Lear Center director Martin Kaplan holds the Norman Lear Chair in Entertainment, Media and Society at the USC Annenberg School, where he was Associate Dean for 10 years. A Harvard summa cum laude in molecular biology and president of The Harvard Lampoon, he was a Marshall Scholar in English at Cambridge University and earned a Ph.D. in modern thought and literature from Stanford. He was vice president Walter F. Mondale's chief speechwriter in the Carter Administratin as well as deputy campaign manager of Mondale's 1984 presidential campaign; vice president of Walt Disney Studios; a film and television writer and producer; an Air America Radio host and a regular on National Public Radio. He has been a columnist at the Jewish Journal of Greater Los Angeles since 2008 and a featured Huffington Post blogger since its inception in 2005.
The shifting borders between what is entertainment and what is not
Imagination, illusion, and the art of attention-getting
THE POLITICAL ECONOMY OF ENTERTAINMENT:
Its history, ownership, production, marketing, distribution, and globalization
How entertainment gets consumed -- what it does to us, and what we do with it
What it makes possible, and what it makes different
The rights and responsibilities of creators, producers, consumers, investors, and citizens
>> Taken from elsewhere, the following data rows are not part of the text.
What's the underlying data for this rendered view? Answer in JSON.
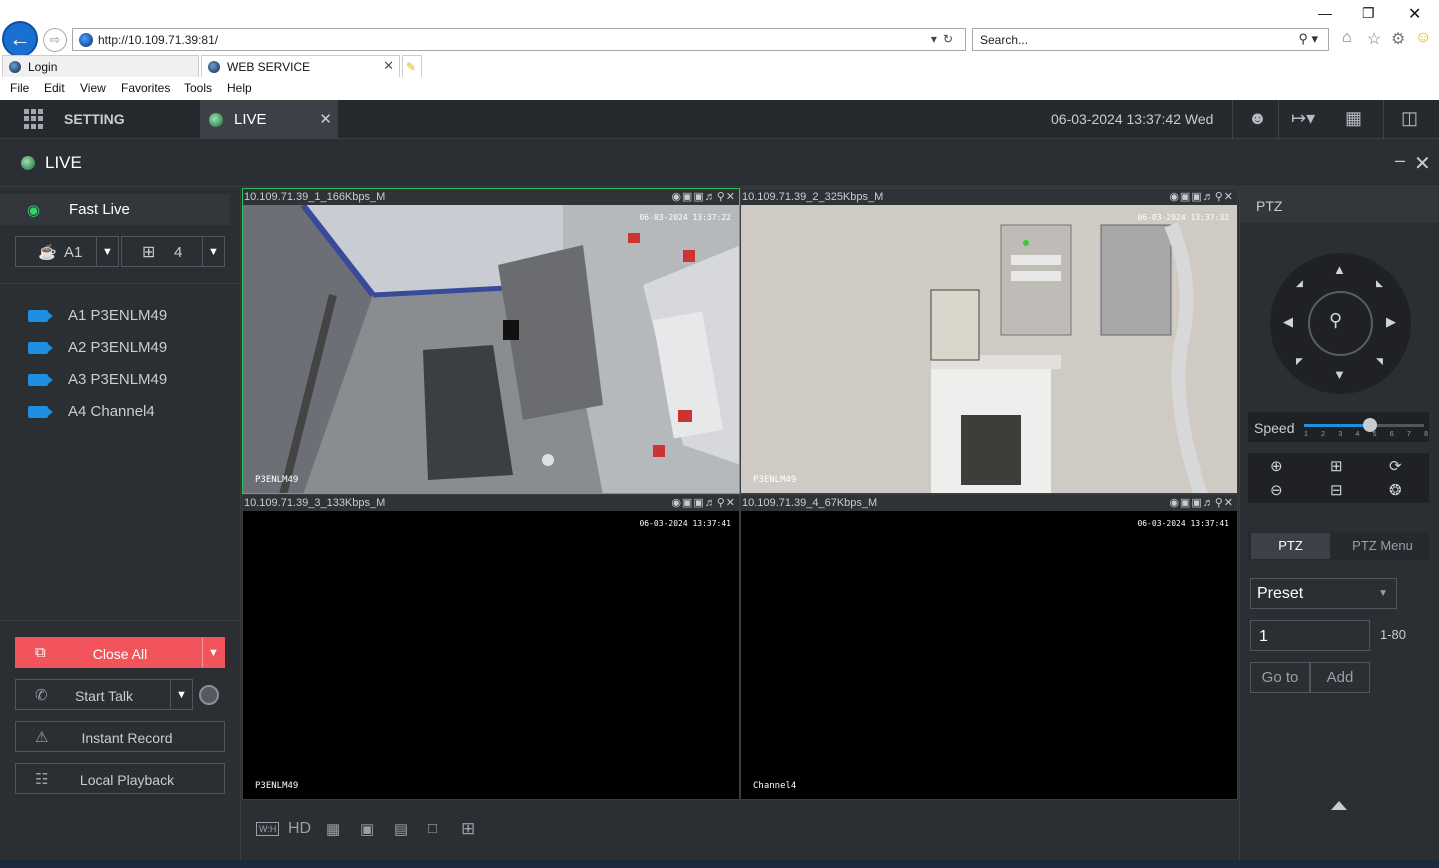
{
  "browser": {
    "url": "http://10.109.71.39:81/",
    "search_placeholder": "Search...",
    "tabs": [
      {
        "label": "Login"
      },
      {
        "label": "WEB SERVICE"
      }
    ],
    "menu": [
      "File",
      "Edit",
      "View",
      "Favorites",
      "Tools",
      "Help"
    ]
  },
  "app": {
    "setting_label": "SETTING",
    "live_tab_label": "LIVE",
    "datetime": "06-03-2024 13:37:42 Wed",
    "panel_title": "LIVE"
  },
  "left": {
    "fast_live": "Fast Live",
    "group_select": "A1",
    "layout_select": "4",
    "channels": [
      {
        "label": "A1 P3ENLM49"
      },
      {
        "label": "A2 P3ENLM49"
      },
      {
        "label": "A3 P3ENLM49"
      },
      {
        "label": "A4 Channel4"
      }
    ],
    "buttons": {
      "close_all": "Close All",
      "start_talk": "Start Talk",
      "instant_record": "Instant Record",
      "local_playback": "Local Playback"
    }
  },
  "video": {
    "panes": [
      {
        "title": "10.109.71.39_1_166Kbps_M",
        "timestamp": "06-03-2024 13:37:22",
        "name": "P3ENLM49"
      },
      {
        "title": "10.109.71.39_2_325Kbps_M",
        "timestamp": "06-03-2024 13:37:32",
        "name": "P3ENLM49"
      },
      {
        "title": "10.109.71.39_3_133Kbps_M",
        "timestamp": "06-03-2024 13:37:41",
        "name": "P3ENLM49"
      },
      {
        "title": "10.109.71.39_4_67Kbps_M",
        "timestamp": "06-03-2024 13:37:41",
        "name": "Channel4"
      }
    ],
    "bottom_tools": {
      "hd": "HD",
      "wh": "W:H"
    }
  },
  "ptz": {
    "header": "PTZ",
    "speed_label": "Speed",
    "speed_value": 5,
    "speed_ticks": [
      "1",
      "2",
      "3",
      "4",
      "5",
      "6",
      "7",
      "8"
    ],
    "tab_ptz": "PTZ",
    "tab_menu": "PTZ Menu",
    "preset_select": "Preset",
    "preset_number": "1",
    "preset_range": "1-80",
    "goto": "Go to",
    "add": "Add"
  }
}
Practical implications for pedagogy, public policy, advocacy, entrepreneurship, and social change.
The Norman Lear Center
USC Annenberg School for Communication and Journalism
Los Angeles, CA 90089-0281